### Task description:
Find the lines below in which the string "root" occurs. Copy each one.

### Extracted entries:

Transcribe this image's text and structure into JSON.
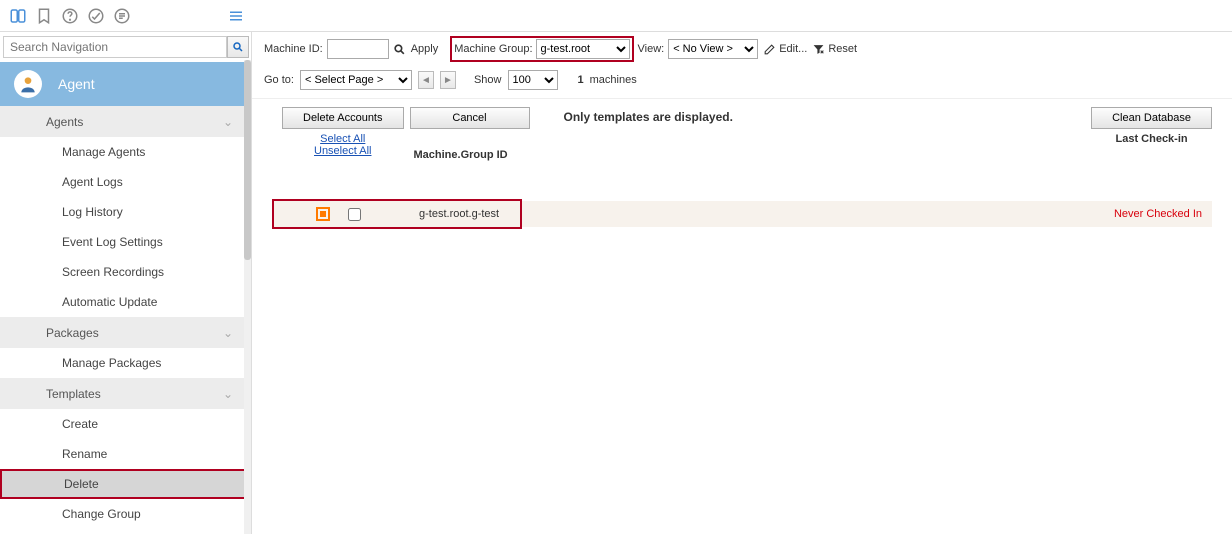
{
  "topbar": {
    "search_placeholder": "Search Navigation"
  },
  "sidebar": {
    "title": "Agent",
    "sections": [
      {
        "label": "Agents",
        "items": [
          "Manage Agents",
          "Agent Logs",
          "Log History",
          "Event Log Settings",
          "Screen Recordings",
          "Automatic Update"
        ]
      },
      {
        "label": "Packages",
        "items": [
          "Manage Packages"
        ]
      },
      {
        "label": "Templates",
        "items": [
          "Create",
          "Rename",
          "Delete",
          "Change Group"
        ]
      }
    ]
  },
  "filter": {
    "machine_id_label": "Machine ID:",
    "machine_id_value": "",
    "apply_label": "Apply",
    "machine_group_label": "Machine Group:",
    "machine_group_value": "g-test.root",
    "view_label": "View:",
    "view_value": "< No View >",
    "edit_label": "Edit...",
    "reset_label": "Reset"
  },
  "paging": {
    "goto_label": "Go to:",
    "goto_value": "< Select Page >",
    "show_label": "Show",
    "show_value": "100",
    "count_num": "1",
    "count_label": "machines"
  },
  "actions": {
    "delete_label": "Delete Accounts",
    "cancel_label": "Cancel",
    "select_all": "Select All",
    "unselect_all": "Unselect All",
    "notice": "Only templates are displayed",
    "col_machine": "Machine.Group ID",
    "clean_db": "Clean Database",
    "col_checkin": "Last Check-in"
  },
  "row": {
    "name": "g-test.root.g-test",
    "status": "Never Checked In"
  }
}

### Task response:
    "machine_group_value": "g-test.root",
    "name": "g-test.root.g-test",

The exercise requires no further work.